● WHAT TO PRODUCE
Among the entries, how many lines hold the word "驱动版本"? Respond with that number only.

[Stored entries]

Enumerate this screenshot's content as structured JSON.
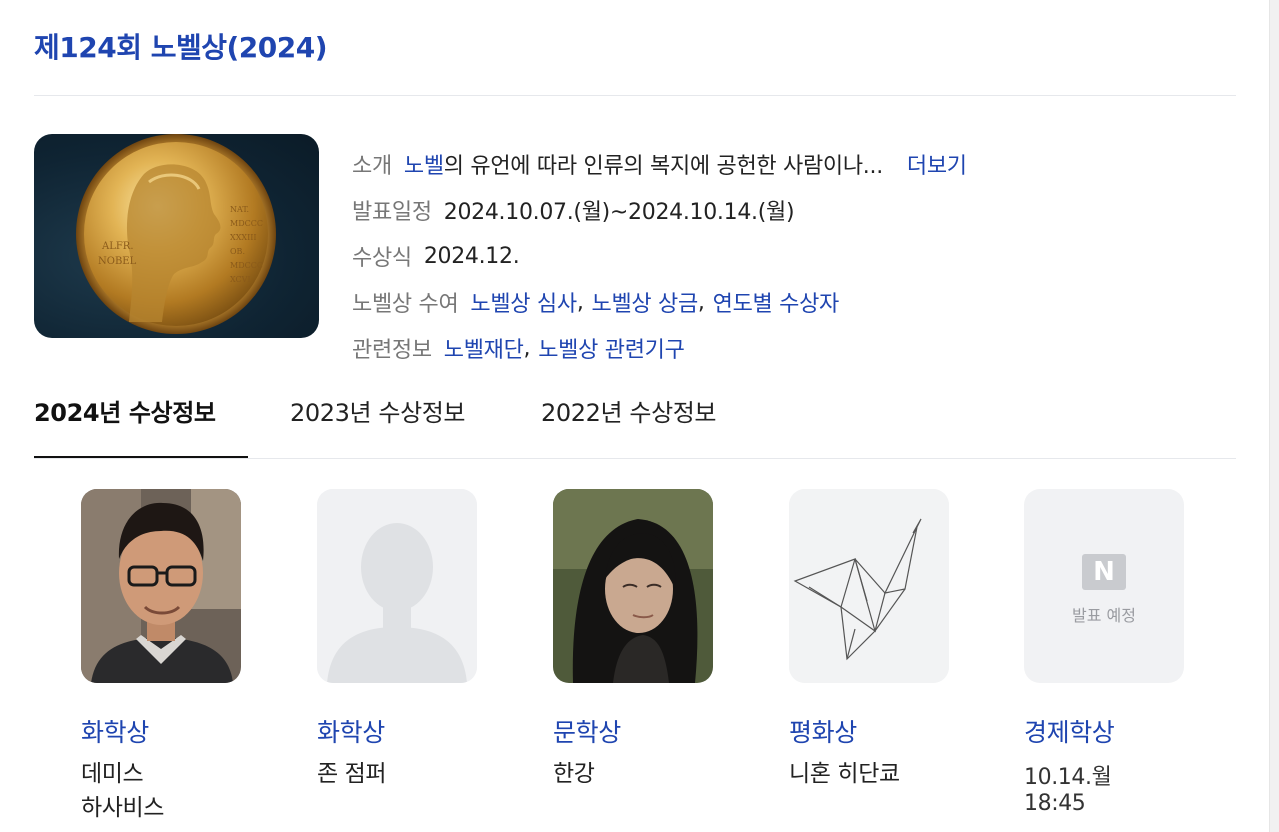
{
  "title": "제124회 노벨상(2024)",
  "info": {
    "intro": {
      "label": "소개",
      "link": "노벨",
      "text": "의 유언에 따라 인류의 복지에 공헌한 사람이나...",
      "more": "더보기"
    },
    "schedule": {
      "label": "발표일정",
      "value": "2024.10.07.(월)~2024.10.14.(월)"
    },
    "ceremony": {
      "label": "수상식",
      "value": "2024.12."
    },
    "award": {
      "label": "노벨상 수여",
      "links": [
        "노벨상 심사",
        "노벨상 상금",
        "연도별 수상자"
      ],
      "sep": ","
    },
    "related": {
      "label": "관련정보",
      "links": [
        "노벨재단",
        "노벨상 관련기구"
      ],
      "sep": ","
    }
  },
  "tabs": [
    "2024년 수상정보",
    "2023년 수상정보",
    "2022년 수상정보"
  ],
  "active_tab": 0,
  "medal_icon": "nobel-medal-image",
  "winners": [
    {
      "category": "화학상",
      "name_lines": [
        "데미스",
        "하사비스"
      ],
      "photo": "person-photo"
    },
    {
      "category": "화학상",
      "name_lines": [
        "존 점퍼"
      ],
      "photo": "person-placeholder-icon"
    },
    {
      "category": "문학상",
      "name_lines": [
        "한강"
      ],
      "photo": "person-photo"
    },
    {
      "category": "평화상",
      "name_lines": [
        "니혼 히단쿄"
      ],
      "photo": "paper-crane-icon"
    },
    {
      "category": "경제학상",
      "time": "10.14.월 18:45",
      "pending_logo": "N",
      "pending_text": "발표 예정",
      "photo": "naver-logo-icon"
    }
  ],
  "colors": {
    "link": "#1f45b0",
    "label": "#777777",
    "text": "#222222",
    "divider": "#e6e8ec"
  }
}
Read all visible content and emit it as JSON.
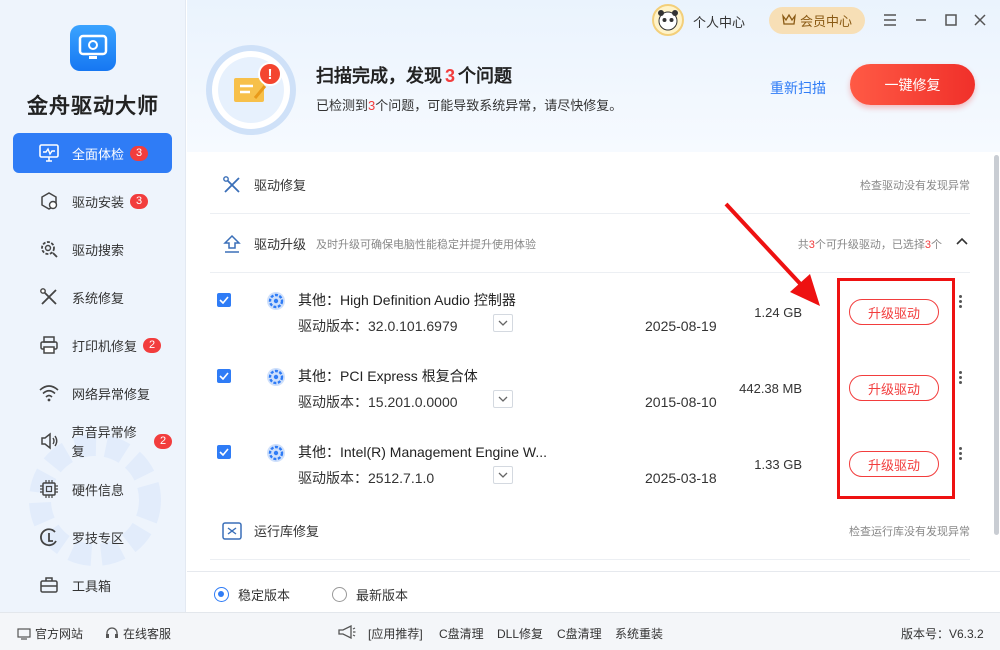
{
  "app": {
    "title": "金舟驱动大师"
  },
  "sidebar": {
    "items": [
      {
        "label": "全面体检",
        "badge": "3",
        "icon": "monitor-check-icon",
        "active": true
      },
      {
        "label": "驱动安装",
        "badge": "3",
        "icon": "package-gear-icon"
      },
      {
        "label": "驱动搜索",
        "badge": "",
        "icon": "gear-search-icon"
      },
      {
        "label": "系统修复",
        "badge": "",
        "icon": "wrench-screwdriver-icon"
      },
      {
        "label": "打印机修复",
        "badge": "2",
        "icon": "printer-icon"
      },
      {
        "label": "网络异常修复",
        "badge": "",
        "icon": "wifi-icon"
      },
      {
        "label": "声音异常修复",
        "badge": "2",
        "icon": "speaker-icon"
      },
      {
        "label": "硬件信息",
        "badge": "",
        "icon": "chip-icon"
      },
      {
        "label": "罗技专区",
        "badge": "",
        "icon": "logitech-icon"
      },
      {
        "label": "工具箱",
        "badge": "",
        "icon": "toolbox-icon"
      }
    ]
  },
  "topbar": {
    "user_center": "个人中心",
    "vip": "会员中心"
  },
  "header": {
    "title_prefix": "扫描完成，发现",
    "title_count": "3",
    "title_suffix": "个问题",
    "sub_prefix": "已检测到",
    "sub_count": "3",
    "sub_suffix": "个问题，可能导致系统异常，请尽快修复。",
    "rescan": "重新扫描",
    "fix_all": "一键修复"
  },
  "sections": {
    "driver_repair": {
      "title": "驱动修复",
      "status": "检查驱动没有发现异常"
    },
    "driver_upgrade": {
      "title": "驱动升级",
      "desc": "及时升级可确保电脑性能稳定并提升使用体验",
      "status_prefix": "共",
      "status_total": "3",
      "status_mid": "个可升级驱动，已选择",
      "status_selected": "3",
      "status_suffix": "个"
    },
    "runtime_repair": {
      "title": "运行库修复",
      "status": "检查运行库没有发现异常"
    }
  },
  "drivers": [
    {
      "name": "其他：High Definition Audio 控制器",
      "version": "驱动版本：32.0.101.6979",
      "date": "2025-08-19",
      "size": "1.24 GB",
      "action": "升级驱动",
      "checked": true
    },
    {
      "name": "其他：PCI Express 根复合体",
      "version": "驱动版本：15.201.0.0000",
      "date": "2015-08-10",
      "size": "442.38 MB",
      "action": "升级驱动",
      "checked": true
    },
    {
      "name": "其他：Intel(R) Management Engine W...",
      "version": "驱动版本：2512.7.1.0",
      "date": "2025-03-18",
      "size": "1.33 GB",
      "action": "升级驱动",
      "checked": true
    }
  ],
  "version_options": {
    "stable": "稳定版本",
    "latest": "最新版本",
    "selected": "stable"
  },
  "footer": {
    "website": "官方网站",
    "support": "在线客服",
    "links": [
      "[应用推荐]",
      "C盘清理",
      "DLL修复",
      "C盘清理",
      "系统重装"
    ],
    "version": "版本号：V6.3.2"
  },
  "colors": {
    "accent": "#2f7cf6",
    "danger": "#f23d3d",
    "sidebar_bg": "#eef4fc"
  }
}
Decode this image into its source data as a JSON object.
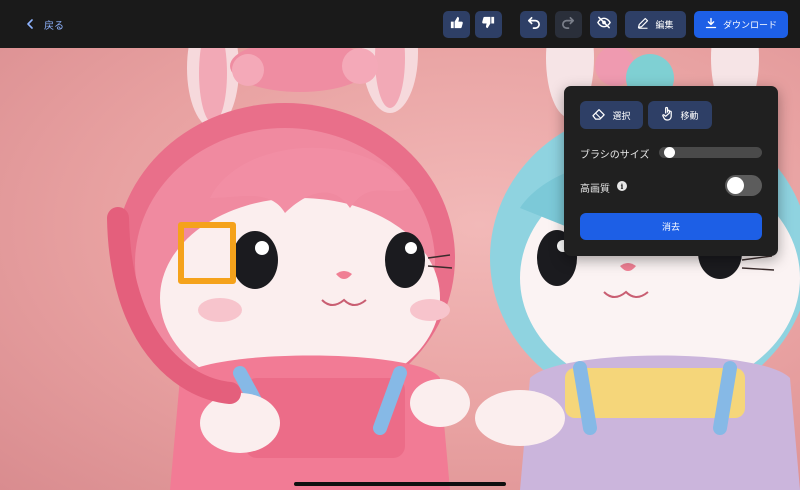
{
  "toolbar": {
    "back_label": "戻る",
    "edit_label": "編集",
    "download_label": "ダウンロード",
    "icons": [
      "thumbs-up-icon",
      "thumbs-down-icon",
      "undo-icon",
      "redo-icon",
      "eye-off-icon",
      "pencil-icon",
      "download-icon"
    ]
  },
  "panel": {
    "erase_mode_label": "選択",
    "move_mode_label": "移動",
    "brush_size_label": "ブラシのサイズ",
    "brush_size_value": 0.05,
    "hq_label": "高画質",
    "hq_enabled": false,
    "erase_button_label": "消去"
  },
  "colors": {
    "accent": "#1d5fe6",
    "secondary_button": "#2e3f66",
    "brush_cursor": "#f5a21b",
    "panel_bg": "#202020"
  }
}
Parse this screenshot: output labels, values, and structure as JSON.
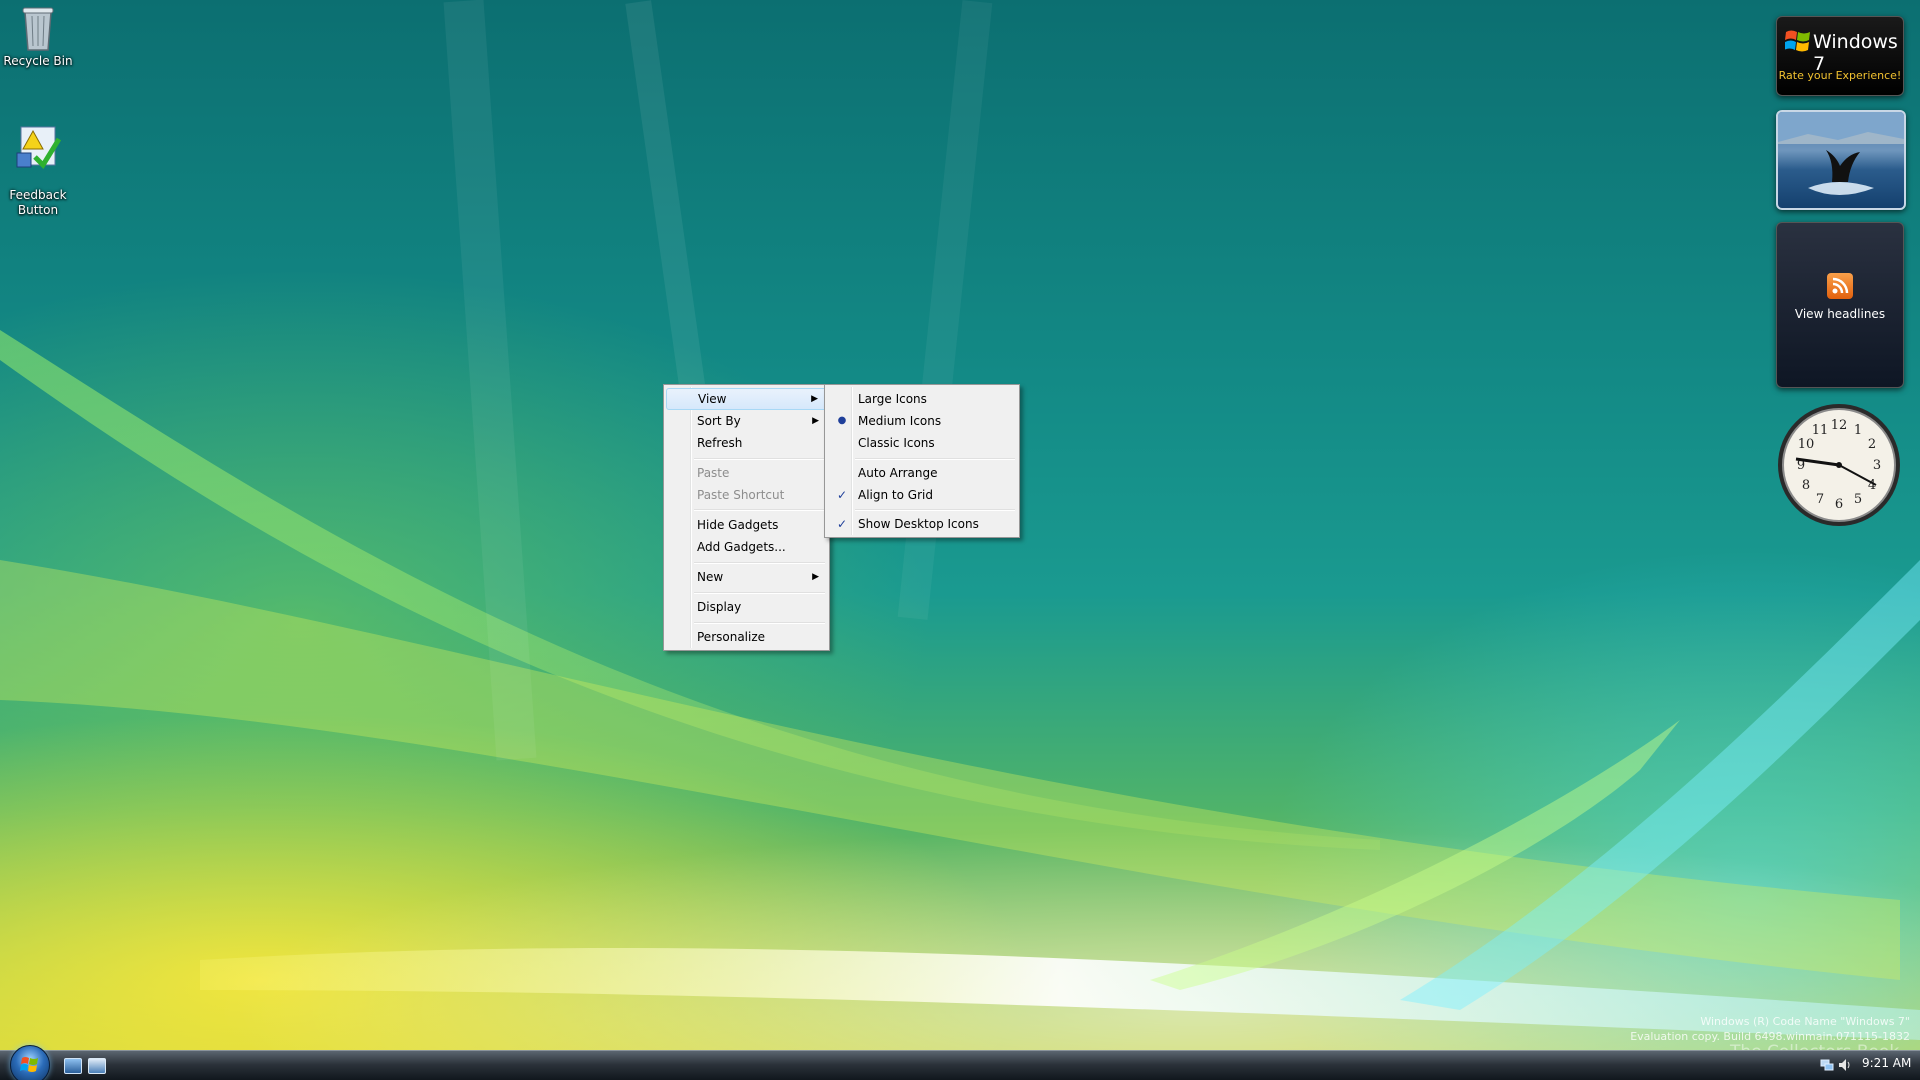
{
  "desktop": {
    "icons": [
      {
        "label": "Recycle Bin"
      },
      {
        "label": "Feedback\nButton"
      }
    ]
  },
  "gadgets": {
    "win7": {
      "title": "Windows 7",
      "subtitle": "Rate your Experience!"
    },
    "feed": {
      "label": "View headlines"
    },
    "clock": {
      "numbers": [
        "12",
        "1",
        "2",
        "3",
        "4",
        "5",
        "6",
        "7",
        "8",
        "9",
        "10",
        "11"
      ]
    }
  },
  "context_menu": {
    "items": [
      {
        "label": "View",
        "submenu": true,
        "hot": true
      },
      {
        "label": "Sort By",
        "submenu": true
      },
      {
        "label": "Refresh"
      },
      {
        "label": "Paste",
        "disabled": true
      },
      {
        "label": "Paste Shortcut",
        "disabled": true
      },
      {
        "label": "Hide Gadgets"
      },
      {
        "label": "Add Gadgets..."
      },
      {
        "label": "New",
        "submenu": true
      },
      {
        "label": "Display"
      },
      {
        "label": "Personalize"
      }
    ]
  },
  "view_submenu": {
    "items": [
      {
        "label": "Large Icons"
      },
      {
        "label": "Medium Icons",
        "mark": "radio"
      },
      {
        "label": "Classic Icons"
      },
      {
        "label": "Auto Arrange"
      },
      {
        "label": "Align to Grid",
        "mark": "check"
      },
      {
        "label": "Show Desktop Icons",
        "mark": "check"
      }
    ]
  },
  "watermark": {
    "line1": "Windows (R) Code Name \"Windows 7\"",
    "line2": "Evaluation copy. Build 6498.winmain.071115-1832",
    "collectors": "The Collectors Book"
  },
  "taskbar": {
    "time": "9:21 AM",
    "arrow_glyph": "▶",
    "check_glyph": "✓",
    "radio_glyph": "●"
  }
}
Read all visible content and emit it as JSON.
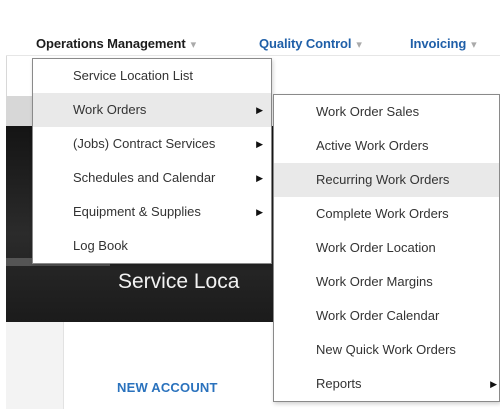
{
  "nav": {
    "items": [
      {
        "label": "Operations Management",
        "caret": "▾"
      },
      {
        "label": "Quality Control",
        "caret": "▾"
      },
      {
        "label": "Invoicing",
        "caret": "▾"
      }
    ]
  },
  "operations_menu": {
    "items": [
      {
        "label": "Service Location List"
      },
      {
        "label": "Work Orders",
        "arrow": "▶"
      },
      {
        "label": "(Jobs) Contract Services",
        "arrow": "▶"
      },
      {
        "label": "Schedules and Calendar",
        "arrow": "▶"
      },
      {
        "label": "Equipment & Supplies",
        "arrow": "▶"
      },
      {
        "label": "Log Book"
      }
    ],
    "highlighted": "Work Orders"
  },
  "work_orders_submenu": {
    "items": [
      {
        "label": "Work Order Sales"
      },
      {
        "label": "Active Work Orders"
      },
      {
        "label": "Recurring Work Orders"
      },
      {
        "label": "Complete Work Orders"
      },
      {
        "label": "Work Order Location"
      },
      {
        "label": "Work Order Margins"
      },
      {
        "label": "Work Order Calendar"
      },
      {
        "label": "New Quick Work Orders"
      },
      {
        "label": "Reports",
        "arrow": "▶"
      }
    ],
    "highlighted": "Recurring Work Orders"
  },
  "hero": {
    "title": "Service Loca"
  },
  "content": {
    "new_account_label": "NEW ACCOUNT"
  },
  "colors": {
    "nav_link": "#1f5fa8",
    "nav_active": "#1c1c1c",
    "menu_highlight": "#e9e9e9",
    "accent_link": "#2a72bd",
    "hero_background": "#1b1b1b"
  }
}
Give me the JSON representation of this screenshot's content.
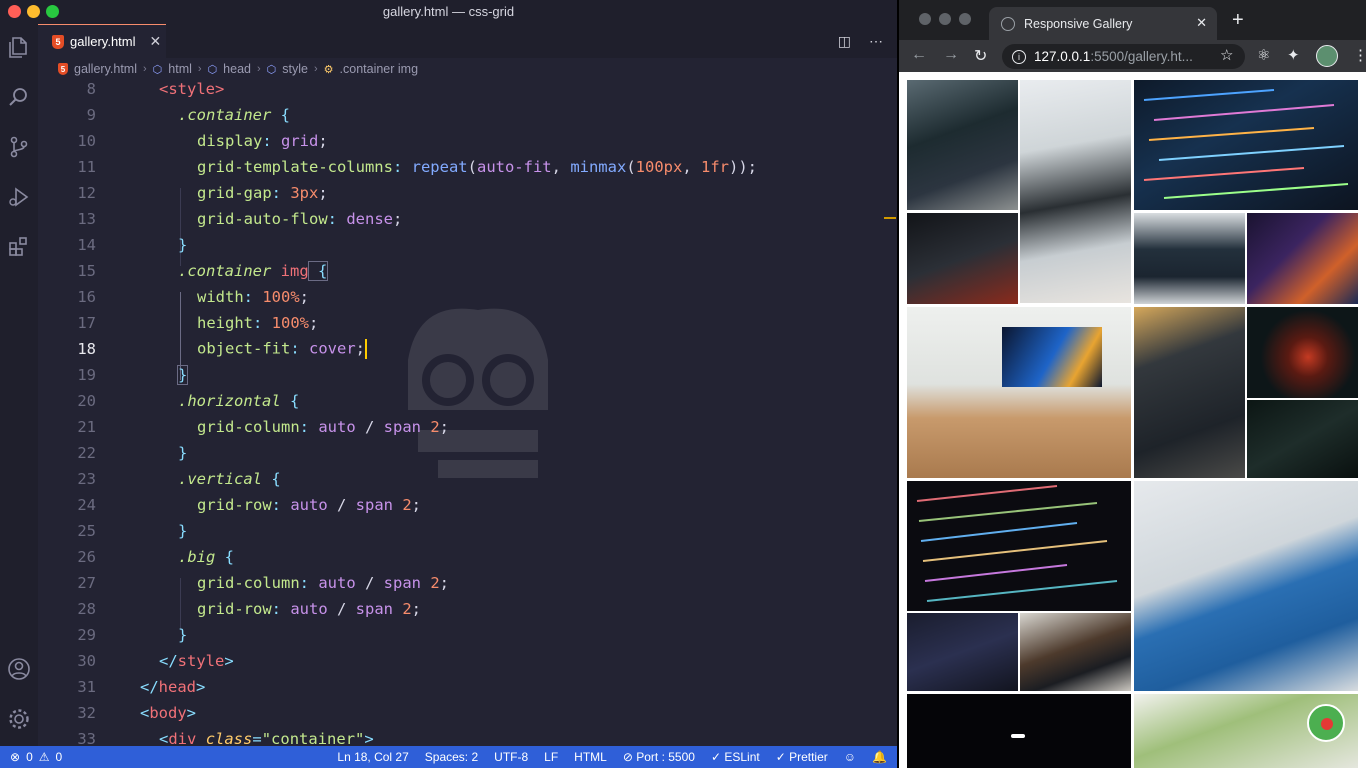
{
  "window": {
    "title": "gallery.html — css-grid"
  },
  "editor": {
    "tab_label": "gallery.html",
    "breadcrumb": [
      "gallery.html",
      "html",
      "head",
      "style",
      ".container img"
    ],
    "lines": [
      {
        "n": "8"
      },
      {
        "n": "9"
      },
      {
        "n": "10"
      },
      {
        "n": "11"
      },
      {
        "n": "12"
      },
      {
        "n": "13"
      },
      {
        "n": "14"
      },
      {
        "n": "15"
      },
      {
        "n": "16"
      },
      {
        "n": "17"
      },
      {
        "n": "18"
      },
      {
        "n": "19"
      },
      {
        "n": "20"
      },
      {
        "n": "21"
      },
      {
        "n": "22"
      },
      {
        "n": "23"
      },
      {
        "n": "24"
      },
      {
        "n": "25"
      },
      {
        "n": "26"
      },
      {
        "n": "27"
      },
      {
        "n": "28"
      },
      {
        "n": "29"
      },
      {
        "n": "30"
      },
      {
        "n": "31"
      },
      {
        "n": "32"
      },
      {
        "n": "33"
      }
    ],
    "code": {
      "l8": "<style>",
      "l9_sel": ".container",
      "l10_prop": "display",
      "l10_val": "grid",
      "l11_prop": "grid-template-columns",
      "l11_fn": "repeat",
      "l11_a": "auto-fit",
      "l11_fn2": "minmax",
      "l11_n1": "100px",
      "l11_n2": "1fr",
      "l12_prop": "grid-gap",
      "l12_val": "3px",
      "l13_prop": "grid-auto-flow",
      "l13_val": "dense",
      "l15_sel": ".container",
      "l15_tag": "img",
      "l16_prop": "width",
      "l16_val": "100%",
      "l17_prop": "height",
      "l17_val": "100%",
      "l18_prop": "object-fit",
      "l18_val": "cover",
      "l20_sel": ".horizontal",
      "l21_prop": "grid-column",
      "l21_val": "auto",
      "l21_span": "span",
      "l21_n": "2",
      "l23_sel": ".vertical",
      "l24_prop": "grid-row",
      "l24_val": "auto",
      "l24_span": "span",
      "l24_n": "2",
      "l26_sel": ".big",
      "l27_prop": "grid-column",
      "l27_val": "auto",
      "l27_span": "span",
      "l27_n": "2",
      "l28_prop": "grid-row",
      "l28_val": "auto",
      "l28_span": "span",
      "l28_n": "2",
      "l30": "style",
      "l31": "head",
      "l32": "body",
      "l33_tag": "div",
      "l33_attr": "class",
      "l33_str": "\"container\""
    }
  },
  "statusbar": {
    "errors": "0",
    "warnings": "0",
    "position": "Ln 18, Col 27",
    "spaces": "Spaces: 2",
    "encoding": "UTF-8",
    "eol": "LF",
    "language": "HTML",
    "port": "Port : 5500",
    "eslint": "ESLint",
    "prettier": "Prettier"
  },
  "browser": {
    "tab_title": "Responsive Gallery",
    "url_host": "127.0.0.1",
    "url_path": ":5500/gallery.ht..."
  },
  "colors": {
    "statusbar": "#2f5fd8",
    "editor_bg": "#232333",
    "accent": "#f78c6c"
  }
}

● SOLUTION TO THE PROBLEM
3